She's a psychologist and a Professor in the Ear, Nose and Throat section of the Surgery Department at the Yale University School of Medicine. Linda studies taste and the genetics of taste. How cool is that?!
Question Why did you decide to become a psychologist?
Answer I started college as an astronomy major. However, I was told that I would not be allowed to work with certain telescopes because I was a woman (they were supposed to require greater strength than a woman could muster). Although I am sure that no one would show such outrageous prejudice today, I was so disgusted by it at the time that I decided to find another field. My courses in astronomy made me interested in our abilities to compare the brightnesses of various stars and that got me interested in the senses. I decided to switch my major to psychology.
Question What do you do during a typical day at work?
Answer I spend a lot of each day in front of my computer. My students and I design experiments to study the sense of taste, we run the experiments, and then we analyze the data. The availability of computers has made the analysis much easier and much more fun than it used to be.

Some of my time is spent as a subject in experiments. As a matter of ethics, I never do an experiment on another person that has not been done on me first. For example, I am the subject of an anesthesia study. One of the taste nerves goes through the middle ear on its way to the brain. My colleague, Dr. John Kveton (a surgeon) can anesthetize that nerve by injecting lidocaine under the skin next to the ear drum. When the taste nerve going to the right front of my tongue is anesthetized, I experience an intense sweet phantom on the left rear of my tongue. We are studying such phantoms not only to help patients who experience them, but also to learn about the mechanisms of phantoms (e.g., phantom limbs and tinnitus).

I also spend time with patients. This is hard to plan since I hear from patients whose symptoms may be only temporary. I drop whatever I am doing to evaluate these individuals.
Question What do you enjoy most about your work? Is there anything about it you don't like?
Answer I love understanding how things work. The most rewarding experiences for me are those moments when you finally understand something you have struggled to grasp. When I began teaching, I discovered that watching students have these experiences produces that same pleasure. However, once I understand something, I feel impatient about writing the results into a paper for publication. Writing grants (to get funding for research) and writing the papers to describe the results requires discipline for me.
Question If I'm a student thinking about a career in psychology, what can I do now to prepare?
Answer You will need to have a good background in mathematics and science. However, equally important, observe the world around you and yourself. Behavior is fascinating. Psychology includes many sub-specialties. The more you learn about them, the easier it will be to pick an area that will use your skills and give you great satisfaction.
Question Is there anything else you'd like to let Frontiers visitors know about yourself or your career?
Answer I feel very lucky to be able to do the work that I love. The best advice that I ever gave myself was to go with my heart!

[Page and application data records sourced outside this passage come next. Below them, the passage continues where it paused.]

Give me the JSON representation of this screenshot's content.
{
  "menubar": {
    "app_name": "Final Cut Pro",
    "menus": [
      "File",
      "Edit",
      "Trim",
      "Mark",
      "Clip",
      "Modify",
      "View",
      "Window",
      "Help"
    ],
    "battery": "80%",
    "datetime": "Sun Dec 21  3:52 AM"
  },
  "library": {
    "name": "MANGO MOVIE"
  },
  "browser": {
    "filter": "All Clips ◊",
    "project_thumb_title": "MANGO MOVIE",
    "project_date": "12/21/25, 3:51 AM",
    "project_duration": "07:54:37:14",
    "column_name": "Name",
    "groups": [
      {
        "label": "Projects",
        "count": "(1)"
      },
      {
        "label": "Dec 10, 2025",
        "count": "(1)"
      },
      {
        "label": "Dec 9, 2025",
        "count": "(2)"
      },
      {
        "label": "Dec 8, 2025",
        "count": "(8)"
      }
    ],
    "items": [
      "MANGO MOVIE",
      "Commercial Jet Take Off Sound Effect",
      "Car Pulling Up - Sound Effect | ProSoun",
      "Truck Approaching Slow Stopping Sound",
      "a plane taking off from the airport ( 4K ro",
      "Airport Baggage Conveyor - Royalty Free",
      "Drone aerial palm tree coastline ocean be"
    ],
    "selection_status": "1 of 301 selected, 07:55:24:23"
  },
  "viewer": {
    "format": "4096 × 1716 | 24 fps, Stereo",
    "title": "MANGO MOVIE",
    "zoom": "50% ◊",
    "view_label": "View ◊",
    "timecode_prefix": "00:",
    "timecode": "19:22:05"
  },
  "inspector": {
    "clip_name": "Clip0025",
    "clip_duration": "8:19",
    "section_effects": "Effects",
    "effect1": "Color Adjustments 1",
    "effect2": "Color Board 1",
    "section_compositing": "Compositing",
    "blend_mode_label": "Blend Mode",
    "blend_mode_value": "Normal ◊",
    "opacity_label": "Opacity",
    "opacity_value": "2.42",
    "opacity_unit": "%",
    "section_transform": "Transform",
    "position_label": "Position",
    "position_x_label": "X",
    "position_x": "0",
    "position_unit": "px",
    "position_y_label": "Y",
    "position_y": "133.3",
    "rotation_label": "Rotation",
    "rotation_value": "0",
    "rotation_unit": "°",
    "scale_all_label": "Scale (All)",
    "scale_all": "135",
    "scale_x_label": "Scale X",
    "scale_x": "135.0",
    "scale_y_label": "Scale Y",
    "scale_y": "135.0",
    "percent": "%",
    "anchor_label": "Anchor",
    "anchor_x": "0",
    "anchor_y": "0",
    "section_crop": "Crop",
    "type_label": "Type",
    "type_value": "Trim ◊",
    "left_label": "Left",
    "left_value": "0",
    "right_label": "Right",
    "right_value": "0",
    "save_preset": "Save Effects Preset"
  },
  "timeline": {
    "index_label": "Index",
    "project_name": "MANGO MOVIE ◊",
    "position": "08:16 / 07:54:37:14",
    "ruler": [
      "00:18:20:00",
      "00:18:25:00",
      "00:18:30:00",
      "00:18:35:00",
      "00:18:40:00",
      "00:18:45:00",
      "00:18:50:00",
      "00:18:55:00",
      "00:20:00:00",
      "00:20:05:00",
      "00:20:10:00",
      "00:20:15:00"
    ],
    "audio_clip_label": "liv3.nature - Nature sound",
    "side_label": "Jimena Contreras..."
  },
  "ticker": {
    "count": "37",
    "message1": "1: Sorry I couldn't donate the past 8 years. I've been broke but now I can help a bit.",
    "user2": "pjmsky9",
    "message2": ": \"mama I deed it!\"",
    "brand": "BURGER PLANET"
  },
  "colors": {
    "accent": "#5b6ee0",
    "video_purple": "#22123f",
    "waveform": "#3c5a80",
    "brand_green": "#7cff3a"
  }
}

If you would like to know more about Linda Bartoshuk, you can read her biography and check out the questions she answered for Life's Little Questions (Show 904) in the Ask the Scientists section.


Scientific American Frontiers
Fall 1990 to Spring 2000
Sponsored by GTE Corporation,
now a part of Verizon Communications Inc.